Thinking Woman instantly struck me as iconic — for an age in which western society has begun to value intelligence in women as much as in men. Of course, what’s considered attractive by the majority grows out of the delicate and imperceptible negotiations between individuals and society that shape social trends. Erving Goffman, in his wonderfully named classic of sociology, The Presentation of Self in Everyday Life (1959), theorised that
the social actor has the ability to choose his stage and props, as well as the costume he would put on in front of a specific audience. The actor’s main goal is to keep his coherence, and adjust to the different settings offered him. This is done mainly through interaction with other actors.
On doublex, a companion site for women that the online magazine Slate has just launched, an article on changing gender expectations records that whereas girls of the mid-20th century thought that they had to pretend to be stupid to get married,
Today the cultural consensus is very different. At this April’s conference of the Council on Contemporary Families, [a report on a recent study…] of middle school boys and girls [showed that although ] the girls were deeply preoccupied with their appearance, the kind of feminine mystique that prevailed in the 1950s and 1960s was virtually dead.
Not a single girl who was interviewed thought she had to play dumb …
And whereas once, clever women were catnip for only the cleverest men, Luisa Dillner has noted with quiet delight that
Surveys show that men still rate attractiveness highly, but a study in Sex Roles, of 199 people in Amsterdam, showed men and women rated the importance of intelligence equally.
Still, a mystery remains. It’s one thrown up by women bloggers themselves. In Sex in the Literary Blogosphere , I mentioned that far from using the net to escape the social expectations that unequally weigh down women in places where they might be free to discuss ideas without those burdens of gender, many females blatantly or subtly draw attention to their looks and femininity. They don’t seem to mind being handicapped by what John Berger analysed so penetratingly in Ways of Seeing, a book that the ballerina friend I mentioned left behind after one of her visits:
One might say that men act and women appear. Men look at women. Women watch themselves being looked at. This determines most relationships between men and women, but also in relation to women to themselves. The surveyor of women in herself is male: the surveyed female. Thus she turns herself into an object – and most particularly an object of vision: a sight.
These bloggers give themselves screen identities like @allheart or @ickyinpink or @AirHedda or @angelica – which I’m modelling closely on actual names.
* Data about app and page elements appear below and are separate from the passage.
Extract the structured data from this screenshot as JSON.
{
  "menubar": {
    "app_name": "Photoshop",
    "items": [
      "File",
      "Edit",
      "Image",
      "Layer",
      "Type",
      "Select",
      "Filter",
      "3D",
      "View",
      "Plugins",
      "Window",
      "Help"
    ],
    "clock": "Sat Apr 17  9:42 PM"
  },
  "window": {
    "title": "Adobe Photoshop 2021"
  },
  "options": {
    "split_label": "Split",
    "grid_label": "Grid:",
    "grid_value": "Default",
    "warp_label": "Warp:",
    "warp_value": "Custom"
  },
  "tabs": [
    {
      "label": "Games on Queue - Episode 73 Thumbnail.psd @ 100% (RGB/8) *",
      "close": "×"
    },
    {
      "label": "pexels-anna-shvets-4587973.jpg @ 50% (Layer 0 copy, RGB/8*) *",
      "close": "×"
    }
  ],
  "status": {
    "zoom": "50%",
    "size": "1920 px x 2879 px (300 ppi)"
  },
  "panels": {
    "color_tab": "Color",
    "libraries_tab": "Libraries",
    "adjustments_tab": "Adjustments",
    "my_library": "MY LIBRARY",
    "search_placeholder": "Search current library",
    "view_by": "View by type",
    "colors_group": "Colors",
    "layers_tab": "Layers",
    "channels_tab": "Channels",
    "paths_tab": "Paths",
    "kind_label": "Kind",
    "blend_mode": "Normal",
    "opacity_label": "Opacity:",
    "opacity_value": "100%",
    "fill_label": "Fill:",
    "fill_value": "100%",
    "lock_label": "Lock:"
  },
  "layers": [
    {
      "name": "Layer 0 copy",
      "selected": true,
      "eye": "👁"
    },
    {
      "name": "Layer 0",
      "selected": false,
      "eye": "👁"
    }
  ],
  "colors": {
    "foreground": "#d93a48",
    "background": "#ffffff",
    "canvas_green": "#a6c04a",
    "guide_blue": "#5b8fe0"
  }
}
Some – by far the most baffling — go out of their way to alternate references to academic texts with posts oozing girly gush.
‘You’ve come a long way, baby,’ was once an advertising slogan that a big bad tobacco company deployed to flatter actual and aspiring feminists. . . Not far enough, on the evidence.
But Berger and others who have shown just how deeply images can re-shape perceptions would surely agree that a vamping professor of poetry at one of our oldest universities and a female rival for Le Penseur will make their mark – are doing so even as I type.
[ * On Monday the 25th, Ruth Padel resigned – a week after her pyrrhic victory. See: http://www.guardian.co.uk/books/2009/may/25/ruth-padel-resigns-oxford-poetry-professor … A good thing that the Battle of the Bards wasn’t the subject of this post. ]